Scientists believe a new battlefront is opening in science denialism and this time the target is the science of invasive alien species and the fight to protect some of the world’s rarest species and most unique ecosystems.
In the science journal Trends in Ecology and Evolution, conservation biologists Dr James Russell of the University of Auckland and Professor Tim Blackburn of University College London say scientific evidence on invasion biology is under attack, with much of the opposition value-based rather than science-based. The article was published online on 22 November.
What we are seeing, Dr Russell says, is a rejection of established scientific fact along with an attempt to re-frame, downplay or even deny the role of invasive alien species in global environmental change.
“Currently there is a lot of talk about living in a post-truth world, and, as scientists, we don’t want to appear precious or to overreact. But we do see a manufacturing of scientific controversy on an issue where, in fact, no controversy exists,” he says.
“Instead, there is and has long been a consensus between the world’s leading ecologists on harmful effects of invasive species and this is not in dispute — at least not among the vast majority of scientists.”

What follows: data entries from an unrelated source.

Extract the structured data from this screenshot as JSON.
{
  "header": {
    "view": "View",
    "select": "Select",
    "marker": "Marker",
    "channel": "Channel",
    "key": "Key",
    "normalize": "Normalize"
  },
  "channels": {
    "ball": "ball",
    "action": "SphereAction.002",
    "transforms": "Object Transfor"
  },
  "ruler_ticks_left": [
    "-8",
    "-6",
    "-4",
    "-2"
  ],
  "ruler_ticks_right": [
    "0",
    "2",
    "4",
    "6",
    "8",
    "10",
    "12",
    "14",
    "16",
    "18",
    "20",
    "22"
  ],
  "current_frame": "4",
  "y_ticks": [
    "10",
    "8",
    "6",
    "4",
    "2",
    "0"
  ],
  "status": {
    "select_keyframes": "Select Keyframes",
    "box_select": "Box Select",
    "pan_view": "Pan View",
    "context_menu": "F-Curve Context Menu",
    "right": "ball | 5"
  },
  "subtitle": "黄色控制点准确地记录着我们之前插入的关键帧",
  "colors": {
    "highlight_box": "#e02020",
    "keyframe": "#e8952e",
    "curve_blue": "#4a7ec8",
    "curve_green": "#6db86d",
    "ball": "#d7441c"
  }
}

Dr Russell cites recent articles in high-profile international news outlets such as the New York Times, New Scientist and The Economist questioning the science of invasive species management.
But the questioning is also coming from other scientists, with a number of published academic papers and books taking aim at invasive species biologists and their work.
In response, Dr Russell and colleagues have come up with a list of 24 specific challenges that invasion biology faces along with some proposed solutions.
Those challenges include ensuring that successes in management, such as eradication of invasive pests from islands, are highlighted.
“Scientists have often not been very good at communicating their work, and our emphasis has too often been on only conveying facts. So there is a need for us to talk clearly and more often about not just the scientific evidence but about why this issue is so important for all of us,” says Dr Russell.
The issue of invasive alien species is often better understood in New Zealand where our unique native biodiversity is often linked with a sense of national identity, he says.
All the same, in the European Union Regulation 1143⁄2014 on invasive alien species entered into force on 1 January 2015. This Regulation seeks to address the problem of invasive alien species in a comprehensive manner so as to protect native biodiversity and ecosystem services, as well as to minimize and mitigate the human health or economic impacts that these species can have. The Regulation foresees three types of interventions: prevention, early detection and rapid eradication, and management.
Non-native, medium-sized predators are among the most problematic IAS, particularly opportunistic species that will take the easiest variety of prey, which may include species of conservation concern. The American mink, the Raccoon and the Raccoon dog already have large, well-established populations in mainland Europe, which need to be managed. It is important to limit their further spread, particularly onto islands and vulnerable habitats. The Raccoon is a known vector of several diseases, including the raccoon roundworm, which is potentially lethal for humans.
(Fact sheet on Invasive Alien Specie in Europe by Birdlife International)
(Source: University of Auckland press release, 24.11.2016; website European Commission on Invasive Alien Species)